All these shoulds are completely understandable. But the problem is they can keep us from seeing our baby and our situation for what it is - not what it should have been.

Colic isn't fair. It's not a permanent or life-threatening condition, but it's HARD. Really hard.

But what makes it 10x harder is when you're unable to let go of the resentment, the regrets and the "should have beens".

For some parents, the impact of colic can last far past the first 3 months. I find this is particularly true for parents who were never able to let go of the "shoulds".

Letting go of what you thought parenthood would be like isn't easy. There's usually some grief that happens, as you realize you may never get to have that calm, sleepy newborn everyone else seems to have.
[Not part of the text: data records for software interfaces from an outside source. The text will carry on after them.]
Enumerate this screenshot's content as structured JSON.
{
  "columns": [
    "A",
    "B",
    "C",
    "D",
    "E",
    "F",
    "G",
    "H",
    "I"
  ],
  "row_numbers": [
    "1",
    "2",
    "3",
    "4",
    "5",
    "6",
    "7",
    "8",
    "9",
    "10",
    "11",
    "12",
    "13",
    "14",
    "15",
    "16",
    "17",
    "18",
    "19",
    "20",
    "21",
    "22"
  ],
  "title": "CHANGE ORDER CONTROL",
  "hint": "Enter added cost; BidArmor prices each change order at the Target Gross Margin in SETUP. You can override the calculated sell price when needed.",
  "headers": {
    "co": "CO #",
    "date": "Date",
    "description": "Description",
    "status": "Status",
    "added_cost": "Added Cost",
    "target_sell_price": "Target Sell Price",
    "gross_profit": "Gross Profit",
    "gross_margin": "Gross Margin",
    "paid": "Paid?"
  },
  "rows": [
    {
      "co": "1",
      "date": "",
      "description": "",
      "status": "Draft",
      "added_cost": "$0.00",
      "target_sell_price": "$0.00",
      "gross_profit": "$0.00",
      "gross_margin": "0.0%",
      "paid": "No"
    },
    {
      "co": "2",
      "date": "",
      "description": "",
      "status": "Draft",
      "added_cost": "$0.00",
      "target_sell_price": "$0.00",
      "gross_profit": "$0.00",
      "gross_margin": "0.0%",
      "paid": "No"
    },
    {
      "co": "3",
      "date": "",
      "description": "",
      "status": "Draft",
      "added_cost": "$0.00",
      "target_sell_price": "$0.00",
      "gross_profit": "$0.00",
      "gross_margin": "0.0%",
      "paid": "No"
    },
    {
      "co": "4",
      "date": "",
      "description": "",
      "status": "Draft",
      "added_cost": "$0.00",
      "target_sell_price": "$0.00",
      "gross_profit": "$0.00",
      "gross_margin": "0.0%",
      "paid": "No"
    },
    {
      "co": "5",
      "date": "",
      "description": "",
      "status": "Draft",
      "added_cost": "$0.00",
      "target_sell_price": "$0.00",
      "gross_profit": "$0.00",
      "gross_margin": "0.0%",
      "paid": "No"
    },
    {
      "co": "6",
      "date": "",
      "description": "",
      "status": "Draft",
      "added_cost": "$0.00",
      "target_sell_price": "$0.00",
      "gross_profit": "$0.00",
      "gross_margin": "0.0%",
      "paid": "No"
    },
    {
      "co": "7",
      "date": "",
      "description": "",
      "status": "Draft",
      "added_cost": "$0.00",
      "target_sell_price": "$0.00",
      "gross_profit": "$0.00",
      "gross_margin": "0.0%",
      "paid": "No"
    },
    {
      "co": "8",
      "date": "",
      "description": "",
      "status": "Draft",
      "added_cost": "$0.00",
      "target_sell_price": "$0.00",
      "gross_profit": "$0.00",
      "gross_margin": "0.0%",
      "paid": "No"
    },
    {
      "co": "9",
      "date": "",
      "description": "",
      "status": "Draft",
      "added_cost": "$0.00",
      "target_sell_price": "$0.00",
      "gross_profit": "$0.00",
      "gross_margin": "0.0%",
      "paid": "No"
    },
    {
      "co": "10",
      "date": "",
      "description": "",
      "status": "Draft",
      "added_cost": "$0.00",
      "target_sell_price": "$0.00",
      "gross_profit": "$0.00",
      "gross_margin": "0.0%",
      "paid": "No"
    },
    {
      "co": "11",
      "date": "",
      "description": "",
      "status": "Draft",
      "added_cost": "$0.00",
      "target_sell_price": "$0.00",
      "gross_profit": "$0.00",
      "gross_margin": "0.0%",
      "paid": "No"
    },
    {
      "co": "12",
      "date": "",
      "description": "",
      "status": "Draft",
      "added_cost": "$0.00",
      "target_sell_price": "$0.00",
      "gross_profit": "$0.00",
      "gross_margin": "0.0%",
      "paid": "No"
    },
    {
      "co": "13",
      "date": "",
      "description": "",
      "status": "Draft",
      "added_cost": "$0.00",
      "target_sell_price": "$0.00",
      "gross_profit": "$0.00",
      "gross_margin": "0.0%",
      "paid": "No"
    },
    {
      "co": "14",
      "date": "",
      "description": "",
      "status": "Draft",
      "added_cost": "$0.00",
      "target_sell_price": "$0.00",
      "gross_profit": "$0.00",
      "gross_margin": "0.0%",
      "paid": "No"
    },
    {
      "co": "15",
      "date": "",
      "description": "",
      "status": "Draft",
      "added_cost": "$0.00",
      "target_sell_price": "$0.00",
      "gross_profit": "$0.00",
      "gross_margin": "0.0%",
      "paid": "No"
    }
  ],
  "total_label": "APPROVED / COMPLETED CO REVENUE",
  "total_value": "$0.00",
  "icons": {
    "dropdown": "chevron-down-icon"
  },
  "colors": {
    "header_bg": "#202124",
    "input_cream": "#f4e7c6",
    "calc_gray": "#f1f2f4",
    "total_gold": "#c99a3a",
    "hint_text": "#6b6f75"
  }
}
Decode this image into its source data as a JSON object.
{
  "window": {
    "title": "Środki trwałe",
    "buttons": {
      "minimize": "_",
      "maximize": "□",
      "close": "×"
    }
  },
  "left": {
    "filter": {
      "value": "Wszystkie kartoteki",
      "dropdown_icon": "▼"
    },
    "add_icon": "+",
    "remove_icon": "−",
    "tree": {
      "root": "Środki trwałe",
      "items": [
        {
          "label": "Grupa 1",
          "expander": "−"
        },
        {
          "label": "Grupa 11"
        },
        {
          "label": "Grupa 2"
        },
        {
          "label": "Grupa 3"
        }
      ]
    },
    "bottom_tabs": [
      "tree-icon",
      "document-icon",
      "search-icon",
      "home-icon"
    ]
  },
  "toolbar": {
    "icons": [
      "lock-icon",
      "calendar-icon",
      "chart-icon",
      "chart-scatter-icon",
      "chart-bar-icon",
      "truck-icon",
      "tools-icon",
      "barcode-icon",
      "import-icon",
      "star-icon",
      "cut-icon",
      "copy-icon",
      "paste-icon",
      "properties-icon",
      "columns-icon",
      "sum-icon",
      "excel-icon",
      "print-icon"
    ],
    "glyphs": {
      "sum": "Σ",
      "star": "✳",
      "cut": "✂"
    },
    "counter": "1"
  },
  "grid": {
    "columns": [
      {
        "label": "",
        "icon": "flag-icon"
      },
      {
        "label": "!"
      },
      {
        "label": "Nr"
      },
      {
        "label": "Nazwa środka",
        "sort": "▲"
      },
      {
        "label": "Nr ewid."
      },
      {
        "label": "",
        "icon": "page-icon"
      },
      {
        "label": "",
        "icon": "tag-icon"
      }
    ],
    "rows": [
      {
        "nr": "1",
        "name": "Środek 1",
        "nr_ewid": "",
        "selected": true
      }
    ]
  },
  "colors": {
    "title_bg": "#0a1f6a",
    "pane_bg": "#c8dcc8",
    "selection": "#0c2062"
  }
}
But don't let colic win. Don't let it rob you of enjoying the special moments you do have with your child. Don't let it convince you you're a bad parent, or that someone else could do it better than you.

And while you're in the middle of it, try to go easy on yourself.

Remember that your ability to soothe your child isn't a valid representation of what kind of parent you are. If you could ask your baby why she's crying so much, probably even she wouldn't know - so how could you possibly be expected to?

Ask for help, and surround yourself with people who understand. Don't assume you should be able to do it all, just because you're the parent.

And most of all, love your baby. Hold him, rock him, bounce him on an exercise ball - whatever it takes. Let everything else go for now, and make getting through this time your priority.

It won't be long until you have that peaceful, smiling baby and these difficult days are a thing of the past.

 
Holly Klaassen is the founder of The Fussy Baby Site, a support site for parents of fussy, colicky and high need infants and toddlers. She's also the author of the free eBook, 5 Things I Wish I Had Known About Colic. She wants you to know that if you have a colicky baby, it's not your fault and you're not alone!

Image courtesy of meddygarnet, used under CC 2.0